Who’s got the best aerial photos: Google, Bing or Esri?

Google
Google

On the day of the 9/11 anniversary, I was looking at Google Maps (as you can see – on the iPad). Because I also have the Esri app installed, I went to check out their (and Bing‘s) imagery as well, which led to an interesting discovery that neatly illustrates quality differences between all of these prime mapping services.

As you can see in the images below, there are significant differences for this location (the twin-tower/memorial site). Arguably, the quality level of all three services varies by geographic location (they purchase this imagery from various sources, after all), so my conclusions for this site might be different for other aerial imagery sites. But knowing how many people are interested in New York in general and this site in particular, it is astonishing how little some of the services pay attention to quality. Here’s my opinion of the line-up:

Google

  • The imagery is quite recent – judging by the height of the Freedom Tower and the trees on the ground. The memorial fountains were not yet in operation, though.
  • Images were taken on a clear day close to noon to minimize the impact of shadows. While there always are shadows from highrises, their impact seems minimal.
  • “Building lean” is minimal, too.
    If you don’t know this term, “building lean” appears when images are not taken perfectly perpendicular to the earth’s surface. In those cases, sides of buildings are clearly visible and the building “leans” over ground features that may be of interest in the images (e.g. streets).

Bing

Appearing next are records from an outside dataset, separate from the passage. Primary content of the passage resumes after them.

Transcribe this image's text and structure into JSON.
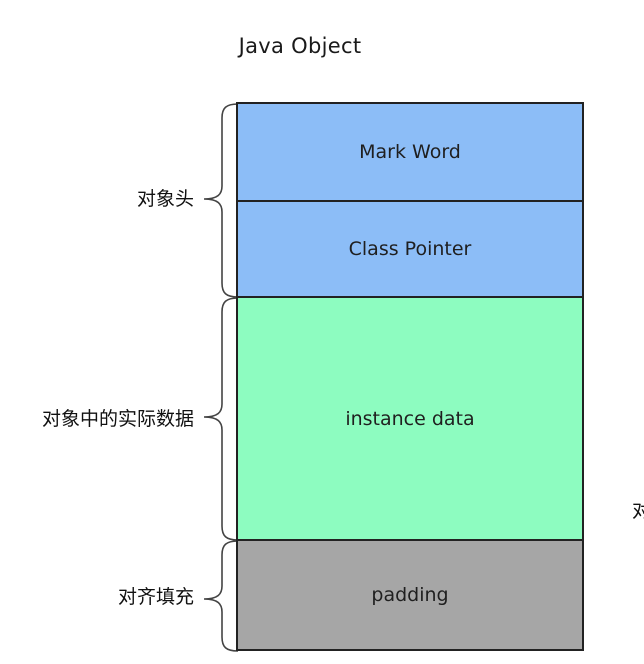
{
  "title": "Java Object",
  "blocks": [
    {
      "id": "mark-word",
      "label": "Mark Word",
      "color": "#8cbdf7"
    },
    {
      "id": "class-pointer",
      "label": "Class Pointer",
      "color": "#8cbdf7"
    },
    {
      "id": "instance-data",
      "label": "instance data",
      "color": "#8dfcc0"
    },
    {
      "id": "padding",
      "label": "padding",
      "color": "#a6a6a6"
    }
  ],
  "braces": [
    {
      "label": "对象头"
    },
    {
      "label": "对象中的实际数据"
    },
    {
      "label": "对齐填充"
    }
  ],
  "edge_text": "对"
}
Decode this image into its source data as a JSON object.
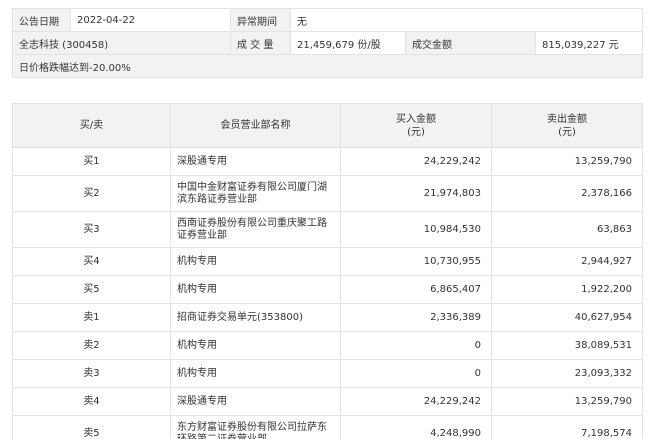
{
  "info": {
    "date_label": "公告日期",
    "date_value": "2022-04-22",
    "period_label": "异常期间",
    "period_value": "无",
    "stock": "全志科技 (300458)",
    "volume_label": "成 交 量",
    "volume_value": "21,459,679 份/股",
    "amount_label": "成交金额",
    "amount_value": "815,039,227 元",
    "reason": "日价格跌幅达到-20.00%"
  },
  "table": {
    "headers": {
      "side": "买/卖",
      "name": "会员营业部名称",
      "buy_line1": "买入金额",
      "buy_line2": "(元)",
      "sell_line1": "卖出金额",
      "sell_line2": "(元)"
    },
    "rows": [
      {
        "side": "买1",
        "name": "深股通专用",
        "buy": "24,229,242",
        "sell": "13,259,790"
      },
      {
        "side": "买2",
        "name": "中国中金财富证券有限公司厦门湖滨东路证券营业部",
        "buy": "21,974,803",
        "sell": "2,378,166"
      },
      {
        "side": "买3",
        "name": "西南证券股份有限公司重庆聚工路证券营业部",
        "buy": "10,984,530",
        "sell": "63,863"
      },
      {
        "side": "买4",
        "name": "机构专用",
        "buy": "10,730,955",
        "sell": "2,944,927"
      },
      {
        "side": "买5",
        "name": "机构专用",
        "buy": "6,865,407",
        "sell": "1,922,200"
      },
      {
        "side": "卖1",
        "name": "招商证券交易单元(353800)",
        "buy": "2,336,389",
        "sell": "40,627,954"
      },
      {
        "side": "卖2",
        "name": "机构专用",
        "buy": "0",
        "sell": "38,089,531"
      },
      {
        "side": "卖3",
        "name": "机构专用",
        "buy": "0",
        "sell": "23,093,332"
      },
      {
        "side": "卖4",
        "name": "深股通专用",
        "buy": "24,229,242",
        "sell": "13,259,790"
      },
      {
        "side": "卖5",
        "name": "东方财富证券股份有限公司拉萨东环路第二证券营业部",
        "buy": "4,248,990",
        "sell": "7,198,574"
      }
    ]
  }
}
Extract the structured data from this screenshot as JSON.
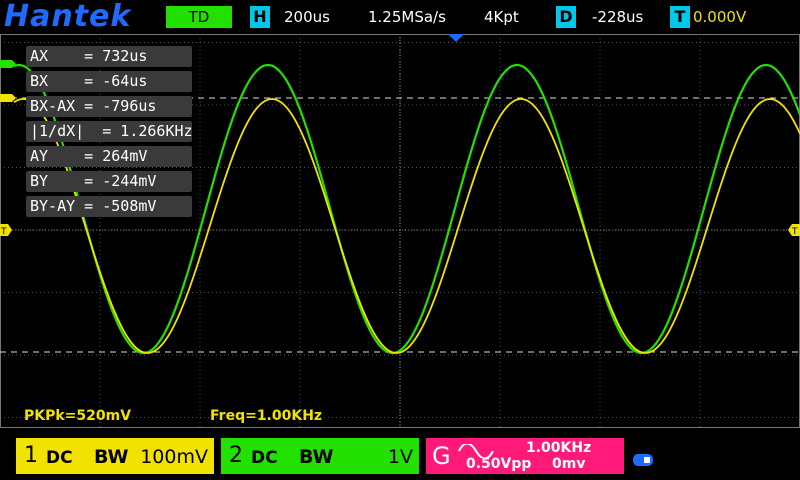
{
  "header": {
    "brand": "Hantek",
    "mode": "TD",
    "timebase_key": "H",
    "timebase": "200us",
    "sample_rate": "1.25MSa/s",
    "memory_depth": "4Kpt",
    "delay_key": "D",
    "delay": "-228us",
    "trigger_key": "T",
    "trigger_level": "0.000V"
  },
  "markers": {
    "trigger_left": "T",
    "trigger_right": "T"
  },
  "cursors": [
    {
      "label": "AX    = 732us"
    },
    {
      "label": "BX    = -64us"
    },
    {
      "label": "BX-AX = -796us"
    },
    {
      "label": "|1/dX|  = 1.266KHz"
    },
    {
      "label": "AY    = 264mV"
    },
    {
      "label": "BY    = -244mV"
    },
    {
      "label": "BY-AY = -508mV"
    }
  ],
  "measurements": {
    "pkpk": "PKPk=520mV",
    "freq": "Freq=1.00KHz"
  },
  "channels": {
    "ch1": {
      "number": "1",
      "coupling": "DC",
      "bw": "BW",
      "scale": "100mV",
      "color": "#f2e200"
    },
    "ch2": {
      "number": "2",
      "coupling": "DC",
      "bw": "BW",
      "scale": "1V",
      "color": "#22e000"
    }
  },
  "generator": {
    "label": "G",
    "frequency": "1.00KHz",
    "amplitude": "0.50Vpp",
    "offset": "0mv",
    "color": "#ff1a7a"
  },
  "colors": {
    "ch1_trace": "#f2e200",
    "ch2_trace": "#22e000",
    "grid": "#7a7a7a",
    "accent_blue": "#1e6cff",
    "cyan": "#00c8e8"
  }
}
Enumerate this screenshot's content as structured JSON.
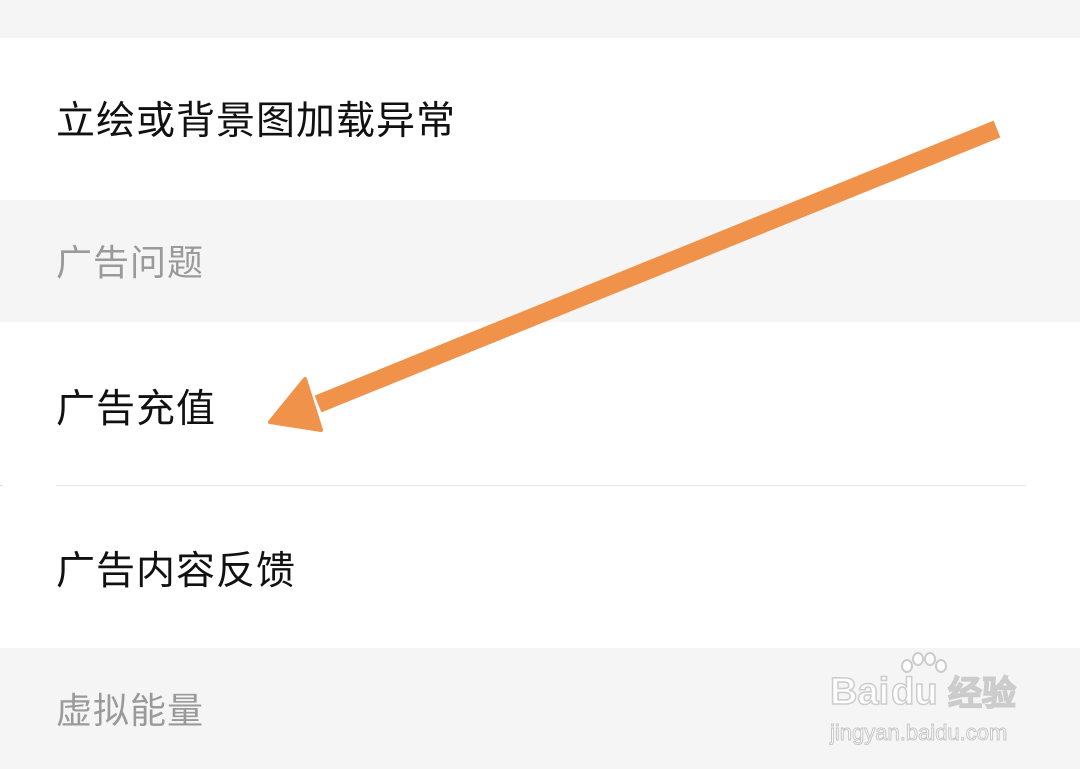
{
  "items": {
    "image_loading_issue": "立绘或背景图加载异常",
    "ad_recharge": "广告充值",
    "ad_content_feedback": "广告内容反馈"
  },
  "sections": {
    "ad_issues": "广告问题",
    "virtual_energy": "虚拟能量"
  },
  "annotation": {
    "arrow_color": "#F0924A",
    "arrow_target": "ad_recharge"
  },
  "watermark": {
    "brand_prefix": "Bai",
    "brand_suffix": "du",
    "brand_cn": "经验",
    "url": "jingyan.baidu.com"
  },
  "colors": {
    "section_background": "#F5F5F5",
    "row_background": "#FFFFFF",
    "primary_text": "#111111",
    "section_text": "#9A9A9A",
    "divider": "#E6E6E6"
  }
}
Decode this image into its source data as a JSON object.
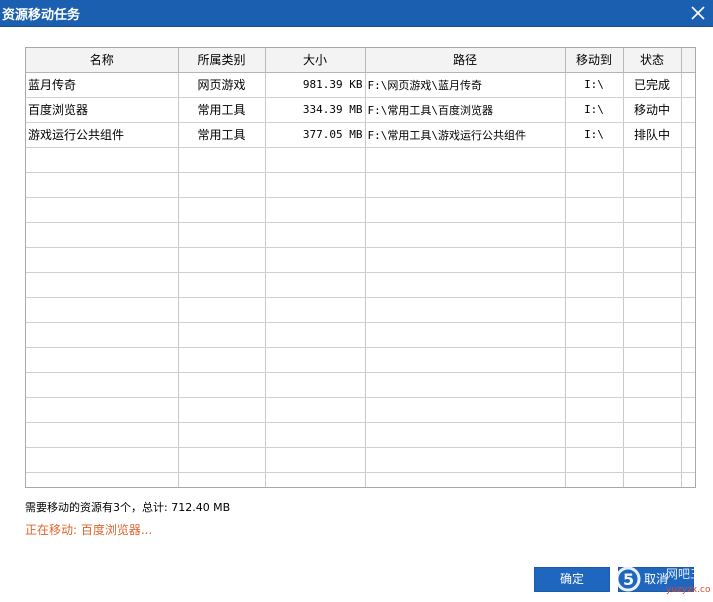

  • Its imagery is also recent and even newer than Google’s. The tower’s geometry indicates that quite a few stories were added between Google’s images and Bing’s. Also, the waterfalls are in operation.
  • The images were also taken on a clear day but their timing created deep shadows. Entire streets are dark and features are hard to make out. The overall brightness of the image is also quite low, which might be a problem when viewed in bright light.
  • Looking at the Freedom Tower, you can see quite a bit of building lean. You can even see the entire eastern facade and reflections in it. As a result, portions of West St. are completely obstructed. I should mention that this is aerial photography, not Bing’s 45-degree “bird’s eye view”. While the view of the Freedom Tower is impressive, its sides should not be visible like this.

Esri

  • What is quite strange about Esri’s imagery is that depending on the zoom level, images of differently age get served. The closer zoom levels actually display very old imagery: At one zoom level, the memorials have not even been constructed and the ramp into the “pit” is visible.
  • The shadows are also very inconsistent. While one photo has sunlight from the Southeast, another one has it from the Southwest.
  • Finally (and again very dependent on the zoom level), there is quite a bit of building lean in some of the images. The least amount actually appears in the oldest imagery. Overall, this effect is not very consistent.

So what is the verdict? Based on image quality and visibility of ground features, Google wins this one hands-down. Google’s imagery is clear, building lean is minimal, and there are no differences between zoom levels.

Bing’s newer imagery is compelling but shadows and building lean make it quite unusable for some purposes.

I am very surprised that the “traditional” mapping company Esri publishes such bad imagery. Zoom levels should show identical imagery, and shadows, building lean and timeliness of the imagery is very inconsistent and in desperate need of improvement. This is especially true for such a high-visibility site like this one.